    1. LOL on the dinosaur definition, Everett. Reminds me of the joke about the one-eyed dinosaur -- a Doyouthinkhesarous. I think we'll continue developing our tech to the point where we disappear up our own USB port, or something like that ...

  3. Putting the harsh reality to one side. In the post tech paradise, I will forage in the forest for berries and fruit in a long frock, torn in a designer kind of way. My faithful hound will walk in my shadow to protect me from wolves and my handsome steed will munch at the grass. We will then drink clear water from the babbling brook, relishing the silence, free from eejits yabbering on their mobile phones about hair extensions and Kim Kardashian.

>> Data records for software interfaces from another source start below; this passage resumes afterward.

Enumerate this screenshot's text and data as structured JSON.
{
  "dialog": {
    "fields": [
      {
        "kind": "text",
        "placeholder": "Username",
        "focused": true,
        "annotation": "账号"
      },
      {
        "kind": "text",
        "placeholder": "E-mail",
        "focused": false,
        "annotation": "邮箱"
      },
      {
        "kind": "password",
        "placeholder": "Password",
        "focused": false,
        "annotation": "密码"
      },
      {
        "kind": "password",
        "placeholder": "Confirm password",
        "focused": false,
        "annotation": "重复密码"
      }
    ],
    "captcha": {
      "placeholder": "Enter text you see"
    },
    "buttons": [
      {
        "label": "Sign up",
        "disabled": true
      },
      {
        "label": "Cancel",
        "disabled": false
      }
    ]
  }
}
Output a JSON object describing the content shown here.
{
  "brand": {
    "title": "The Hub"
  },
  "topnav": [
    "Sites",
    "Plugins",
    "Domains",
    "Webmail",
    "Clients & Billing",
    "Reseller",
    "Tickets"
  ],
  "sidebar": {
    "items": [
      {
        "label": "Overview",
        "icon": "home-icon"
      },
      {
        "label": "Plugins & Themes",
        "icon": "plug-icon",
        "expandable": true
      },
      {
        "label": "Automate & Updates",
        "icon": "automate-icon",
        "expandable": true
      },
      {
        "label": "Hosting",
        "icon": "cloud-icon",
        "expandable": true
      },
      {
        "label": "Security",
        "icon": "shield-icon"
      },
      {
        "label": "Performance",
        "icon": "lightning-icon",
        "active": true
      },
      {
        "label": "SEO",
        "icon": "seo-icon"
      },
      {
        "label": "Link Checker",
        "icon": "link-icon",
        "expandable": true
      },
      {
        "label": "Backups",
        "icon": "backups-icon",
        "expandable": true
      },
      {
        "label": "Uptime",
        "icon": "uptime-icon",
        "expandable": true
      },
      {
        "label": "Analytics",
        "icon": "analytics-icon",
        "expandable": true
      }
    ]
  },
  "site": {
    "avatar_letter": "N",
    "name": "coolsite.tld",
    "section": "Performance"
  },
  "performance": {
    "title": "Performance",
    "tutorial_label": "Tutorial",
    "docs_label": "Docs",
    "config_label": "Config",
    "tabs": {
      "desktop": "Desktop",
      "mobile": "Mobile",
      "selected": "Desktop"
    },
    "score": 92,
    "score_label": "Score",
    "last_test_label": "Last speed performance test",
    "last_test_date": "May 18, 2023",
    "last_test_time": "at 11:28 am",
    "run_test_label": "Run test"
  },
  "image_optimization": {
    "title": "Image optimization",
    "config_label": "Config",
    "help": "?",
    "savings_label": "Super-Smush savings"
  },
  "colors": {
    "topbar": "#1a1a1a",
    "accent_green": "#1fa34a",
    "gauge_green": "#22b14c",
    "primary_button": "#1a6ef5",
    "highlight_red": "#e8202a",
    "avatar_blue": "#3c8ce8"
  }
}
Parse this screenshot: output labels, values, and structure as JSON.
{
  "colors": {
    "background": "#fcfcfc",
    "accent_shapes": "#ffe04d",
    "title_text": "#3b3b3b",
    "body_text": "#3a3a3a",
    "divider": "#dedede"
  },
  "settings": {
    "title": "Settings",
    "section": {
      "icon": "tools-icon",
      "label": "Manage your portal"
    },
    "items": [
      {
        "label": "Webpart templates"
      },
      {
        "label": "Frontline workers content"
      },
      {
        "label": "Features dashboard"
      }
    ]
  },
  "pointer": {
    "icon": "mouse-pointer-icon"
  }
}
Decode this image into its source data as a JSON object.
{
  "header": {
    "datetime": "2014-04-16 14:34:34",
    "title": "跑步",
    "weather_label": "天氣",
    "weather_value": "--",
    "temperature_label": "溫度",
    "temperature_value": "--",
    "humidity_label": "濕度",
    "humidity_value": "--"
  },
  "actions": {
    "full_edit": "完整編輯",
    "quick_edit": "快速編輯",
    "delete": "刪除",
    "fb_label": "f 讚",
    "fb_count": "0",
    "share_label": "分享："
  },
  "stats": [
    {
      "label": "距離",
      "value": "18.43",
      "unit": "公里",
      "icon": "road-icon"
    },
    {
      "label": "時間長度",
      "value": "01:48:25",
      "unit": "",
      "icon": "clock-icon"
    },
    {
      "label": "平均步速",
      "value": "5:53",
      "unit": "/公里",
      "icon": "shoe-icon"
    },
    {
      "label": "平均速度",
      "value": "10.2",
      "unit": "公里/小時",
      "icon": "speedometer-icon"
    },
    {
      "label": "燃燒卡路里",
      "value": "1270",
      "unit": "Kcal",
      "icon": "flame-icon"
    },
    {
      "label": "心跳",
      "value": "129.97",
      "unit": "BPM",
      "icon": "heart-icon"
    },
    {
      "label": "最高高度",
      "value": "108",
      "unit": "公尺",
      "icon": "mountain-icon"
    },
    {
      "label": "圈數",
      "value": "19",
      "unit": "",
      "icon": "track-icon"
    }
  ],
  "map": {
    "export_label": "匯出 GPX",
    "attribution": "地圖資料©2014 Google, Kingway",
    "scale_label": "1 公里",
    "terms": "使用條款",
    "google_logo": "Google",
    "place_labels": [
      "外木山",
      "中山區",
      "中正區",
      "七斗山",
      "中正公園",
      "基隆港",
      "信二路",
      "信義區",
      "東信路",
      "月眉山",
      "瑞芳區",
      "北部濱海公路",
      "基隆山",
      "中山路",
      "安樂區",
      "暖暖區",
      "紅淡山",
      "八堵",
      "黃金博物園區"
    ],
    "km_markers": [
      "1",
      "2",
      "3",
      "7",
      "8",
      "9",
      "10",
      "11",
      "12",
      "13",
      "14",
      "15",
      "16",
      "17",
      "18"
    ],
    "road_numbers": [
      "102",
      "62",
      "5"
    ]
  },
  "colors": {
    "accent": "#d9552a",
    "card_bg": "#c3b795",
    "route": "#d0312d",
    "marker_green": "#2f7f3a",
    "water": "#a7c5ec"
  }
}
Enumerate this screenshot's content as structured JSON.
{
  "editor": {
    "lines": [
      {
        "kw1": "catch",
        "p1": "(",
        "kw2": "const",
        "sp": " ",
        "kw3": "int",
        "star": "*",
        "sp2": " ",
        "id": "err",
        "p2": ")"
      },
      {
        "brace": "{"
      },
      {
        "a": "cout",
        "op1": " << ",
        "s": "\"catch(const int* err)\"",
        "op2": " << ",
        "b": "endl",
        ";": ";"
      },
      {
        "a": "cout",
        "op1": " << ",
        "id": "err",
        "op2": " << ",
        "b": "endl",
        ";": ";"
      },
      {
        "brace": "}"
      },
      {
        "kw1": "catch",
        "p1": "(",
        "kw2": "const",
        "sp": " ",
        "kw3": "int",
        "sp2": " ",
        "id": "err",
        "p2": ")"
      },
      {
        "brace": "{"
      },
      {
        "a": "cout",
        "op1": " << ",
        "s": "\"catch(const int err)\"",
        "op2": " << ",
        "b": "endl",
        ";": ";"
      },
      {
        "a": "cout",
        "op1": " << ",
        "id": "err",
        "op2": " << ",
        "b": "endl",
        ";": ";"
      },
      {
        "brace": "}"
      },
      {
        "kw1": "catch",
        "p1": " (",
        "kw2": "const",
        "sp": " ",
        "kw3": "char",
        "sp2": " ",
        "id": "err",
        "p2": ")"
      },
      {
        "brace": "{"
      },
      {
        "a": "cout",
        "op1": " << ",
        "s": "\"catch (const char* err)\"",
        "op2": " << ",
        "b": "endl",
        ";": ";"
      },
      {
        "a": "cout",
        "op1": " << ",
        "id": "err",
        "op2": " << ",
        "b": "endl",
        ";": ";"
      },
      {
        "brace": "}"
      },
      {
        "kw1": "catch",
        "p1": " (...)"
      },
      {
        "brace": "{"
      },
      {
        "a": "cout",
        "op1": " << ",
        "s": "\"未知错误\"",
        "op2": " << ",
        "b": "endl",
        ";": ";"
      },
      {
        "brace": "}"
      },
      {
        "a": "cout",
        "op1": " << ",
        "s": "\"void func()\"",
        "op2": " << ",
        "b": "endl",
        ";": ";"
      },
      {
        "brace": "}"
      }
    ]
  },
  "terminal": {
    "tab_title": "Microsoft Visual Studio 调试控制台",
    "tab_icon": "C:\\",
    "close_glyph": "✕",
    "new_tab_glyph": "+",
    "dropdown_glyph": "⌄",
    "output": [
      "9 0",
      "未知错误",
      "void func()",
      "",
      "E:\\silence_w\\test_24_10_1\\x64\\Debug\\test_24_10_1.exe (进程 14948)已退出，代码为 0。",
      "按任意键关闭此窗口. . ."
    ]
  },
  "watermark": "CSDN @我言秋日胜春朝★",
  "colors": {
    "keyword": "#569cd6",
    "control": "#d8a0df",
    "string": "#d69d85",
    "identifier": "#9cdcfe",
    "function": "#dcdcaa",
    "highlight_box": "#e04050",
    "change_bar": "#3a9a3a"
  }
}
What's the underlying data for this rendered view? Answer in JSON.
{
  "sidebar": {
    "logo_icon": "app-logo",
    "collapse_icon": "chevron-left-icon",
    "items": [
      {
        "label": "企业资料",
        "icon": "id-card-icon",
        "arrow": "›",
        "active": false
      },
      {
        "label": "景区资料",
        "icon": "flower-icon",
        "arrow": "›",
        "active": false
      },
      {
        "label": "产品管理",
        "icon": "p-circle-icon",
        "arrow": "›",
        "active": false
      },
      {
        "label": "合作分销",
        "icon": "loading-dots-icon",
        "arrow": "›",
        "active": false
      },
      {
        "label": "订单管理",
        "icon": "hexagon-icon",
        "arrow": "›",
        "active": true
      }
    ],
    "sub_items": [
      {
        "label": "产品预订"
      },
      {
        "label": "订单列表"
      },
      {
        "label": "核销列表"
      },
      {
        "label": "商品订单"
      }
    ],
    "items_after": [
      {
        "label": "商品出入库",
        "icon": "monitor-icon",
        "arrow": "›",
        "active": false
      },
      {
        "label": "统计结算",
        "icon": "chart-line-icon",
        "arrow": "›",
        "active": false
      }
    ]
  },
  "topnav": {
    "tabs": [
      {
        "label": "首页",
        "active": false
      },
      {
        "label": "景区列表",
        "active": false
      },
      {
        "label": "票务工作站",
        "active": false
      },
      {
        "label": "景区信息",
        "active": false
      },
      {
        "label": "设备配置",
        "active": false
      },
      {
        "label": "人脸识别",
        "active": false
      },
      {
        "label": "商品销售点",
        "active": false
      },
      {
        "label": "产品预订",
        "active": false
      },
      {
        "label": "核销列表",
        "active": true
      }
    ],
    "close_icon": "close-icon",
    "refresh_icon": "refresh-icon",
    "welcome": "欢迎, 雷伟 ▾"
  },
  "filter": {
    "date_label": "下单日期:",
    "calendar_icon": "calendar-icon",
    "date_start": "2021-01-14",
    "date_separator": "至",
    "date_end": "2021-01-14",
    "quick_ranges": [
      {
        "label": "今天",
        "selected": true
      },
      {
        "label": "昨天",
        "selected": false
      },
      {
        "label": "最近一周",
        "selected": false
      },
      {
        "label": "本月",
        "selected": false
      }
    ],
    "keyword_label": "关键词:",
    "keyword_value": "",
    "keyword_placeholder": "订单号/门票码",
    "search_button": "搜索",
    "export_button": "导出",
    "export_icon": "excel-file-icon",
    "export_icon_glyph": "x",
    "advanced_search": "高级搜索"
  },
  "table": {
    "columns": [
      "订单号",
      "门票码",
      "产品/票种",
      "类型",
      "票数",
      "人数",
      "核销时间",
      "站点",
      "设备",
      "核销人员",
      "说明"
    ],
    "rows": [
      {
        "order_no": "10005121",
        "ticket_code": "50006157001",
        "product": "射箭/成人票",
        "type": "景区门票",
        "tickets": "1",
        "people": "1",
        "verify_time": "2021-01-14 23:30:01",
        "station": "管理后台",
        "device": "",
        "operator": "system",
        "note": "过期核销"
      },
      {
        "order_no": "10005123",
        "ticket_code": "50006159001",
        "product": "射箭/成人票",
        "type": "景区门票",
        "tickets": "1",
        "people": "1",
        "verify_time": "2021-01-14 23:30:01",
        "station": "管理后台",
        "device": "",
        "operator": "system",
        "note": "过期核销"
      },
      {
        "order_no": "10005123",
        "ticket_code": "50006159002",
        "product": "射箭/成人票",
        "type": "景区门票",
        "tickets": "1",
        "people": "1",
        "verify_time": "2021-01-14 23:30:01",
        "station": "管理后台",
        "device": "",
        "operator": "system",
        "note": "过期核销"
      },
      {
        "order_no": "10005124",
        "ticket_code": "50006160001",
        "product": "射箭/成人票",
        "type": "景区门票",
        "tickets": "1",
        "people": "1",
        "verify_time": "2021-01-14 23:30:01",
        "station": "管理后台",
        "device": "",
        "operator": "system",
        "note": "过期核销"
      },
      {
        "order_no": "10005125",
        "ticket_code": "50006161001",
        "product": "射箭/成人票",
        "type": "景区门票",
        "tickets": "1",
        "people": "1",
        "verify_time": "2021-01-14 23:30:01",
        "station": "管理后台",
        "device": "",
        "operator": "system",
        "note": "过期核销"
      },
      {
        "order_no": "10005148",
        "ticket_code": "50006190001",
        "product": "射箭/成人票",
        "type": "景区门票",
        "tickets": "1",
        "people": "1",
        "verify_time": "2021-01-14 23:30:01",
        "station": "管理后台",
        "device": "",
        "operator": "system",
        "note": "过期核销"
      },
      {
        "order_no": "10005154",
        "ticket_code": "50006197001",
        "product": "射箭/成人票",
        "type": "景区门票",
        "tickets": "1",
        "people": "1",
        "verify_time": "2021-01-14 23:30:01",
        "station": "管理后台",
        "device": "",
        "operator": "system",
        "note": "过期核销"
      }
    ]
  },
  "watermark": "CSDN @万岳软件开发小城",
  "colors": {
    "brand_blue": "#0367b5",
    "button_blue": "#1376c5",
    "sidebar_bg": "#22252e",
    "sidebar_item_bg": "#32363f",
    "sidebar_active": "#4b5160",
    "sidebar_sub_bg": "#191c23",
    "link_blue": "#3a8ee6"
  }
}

    1. Aah, does indeed sound like paradise, Caro. Would be nice to ignore the Keep Off The Grass signs, the Keep Your Dog On A Lead signs, and the Best Before dates on the fruits and berries, wouldn't it?

  4. When the world was worried about nuclear holacost and NYC was the prime target, we Manhattanites knew there was no way we would be able to escape. We kept a bottle of champagne in the fridge that was central to our plan. When word came that the ICBM was on its way, we would go out, sit on our stoop, pop the cork, and toast all the best days our lives. I have from young childhood been able to cook fresh food from scratch, find edibles in the woods, and catch fish. These were skills my mother and father taught us, but not because they thought we would need them in life or death situations. I would give my food to my grandchildren and help in any way I could to get them into the countryside. Their parents would be savvy. I would keep only the one bottle of champagne for myself. The memories would be mine till the end.

    1. Sounds like a splendid way to go, Annamaria. Of course, you're forgetting about the zombie apocalypse -- something which, I understand, 14% of Americans believe there is at least a small chance of actually happening ...

    2. And the other 86% think it's already happened.

  5. I can't do any of these things. I think living in a large city that I could get food somehow.

    However, I stopped worrying about the end of the world at age 7 when I complained about having to stand in the hallway or crawl under the desk during school air raid drills. My reason: Radiation would get us anyway, so what was the point.

    I figured it was all out of my hands so I stopped worrying.

    Seriously, Hurricane Sandy in 2012 was a big problem, but I hunkered down with a flashlight and read crime fiction.

    Friends brought me cheese, so I made a lot of "grilled cheese sandwiches," and ate fruit and drank tea.

    It was OK for a short time, but we all (New Yorkers) raced out afterwards and stocked up on LED lanterns and batteries as well as canned goods.

  6. Yes, the answer is yes to all of the above. But, I'm a 60 year old product of grandparents born in the 1800's. I spent summers with my Native American grandmother, who kept a loaded shotgun in every corner of her house, and I saw her use one of them on an ill-intentioned hobo. She schooled me in the ways of plowing, planting, and prepping. We spent hours gathering wild edibles and medicinal herbs. What I didn't learn directly from her I continued to study on my own. My children and grandchildren also benefit from what I was taught and what I have learned.

    While we don't grow everything we eat today, we certainly could if necessary. I still fix food from scratch the same way I did in the 60's and 70's, and save thousands of dollars by doing so. I'll help anybody who needs it in a Missouri Minute, but I'll also have no problem shooting to death anybody who is "ill-intentioned". You could say that it is "in the blood."

    Like Ma Joad said, "We're the people that live. They can't wipe us out; they can't lick us. We'll go on forever, Pa, 'cause we're the people."